---- DATASET RECORDS

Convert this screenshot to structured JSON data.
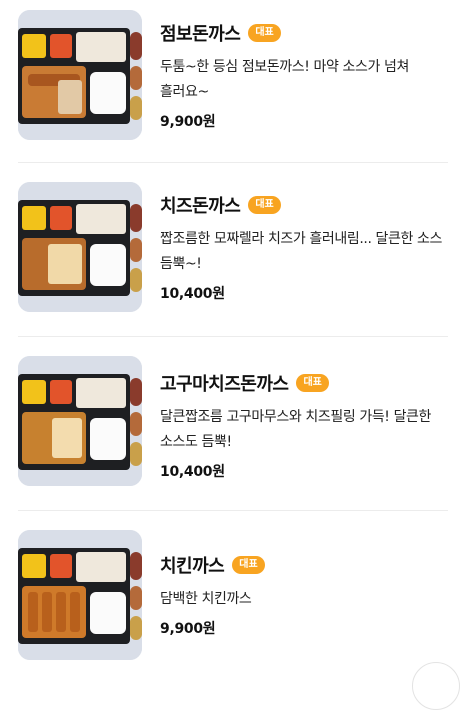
{
  "menu": {
    "items": [
      {
        "name": "점보돈까스",
        "badge": "대표",
        "description": "두툼~한 등심 점보돈까스! 마약 소스가 넘쳐 흘러요~",
        "price": "9,900원"
      },
      {
        "name": "치즈돈까스",
        "badge": "대표",
        "description": "짭조름한 모짜렐라 치즈가 흘러내림... 달큰한 소스 듬뿍~!",
        "price": "10,400원"
      },
      {
        "name": "고구마치즈돈까스",
        "badge": "대표",
        "description": "달큰짭조름 고구마무스와 치즈필링 가득! 달큰한 소스도 듬뿍!",
        "price": "10,400원"
      },
      {
        "name": "치킨까스",
        "badge": "대표",
        "description": "담백한 치킨까스",
        "price": "9,900원"
      }
    ]
  },
  "icons": {
    "scroll_top": "scroll-top-icon"
  },
  "colors": {
    "badge": "#f8a421"
  }
}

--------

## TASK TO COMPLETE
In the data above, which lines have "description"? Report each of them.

## TASK OUTPUT
        "description": "두툼~한 등심 점보돈까스! 마약 소스가 넘쳐 흘러요~",
        "description": "짭조름한 모짜렐라 치즈가 흘러내림... 달큰한 소스 듬뿍~!",
        "description": "달큰짭조름 고구마무스와 치즈필링 가득! 달큰한 소스도 듬뿍!",
        "description": "담백한 치킨까스",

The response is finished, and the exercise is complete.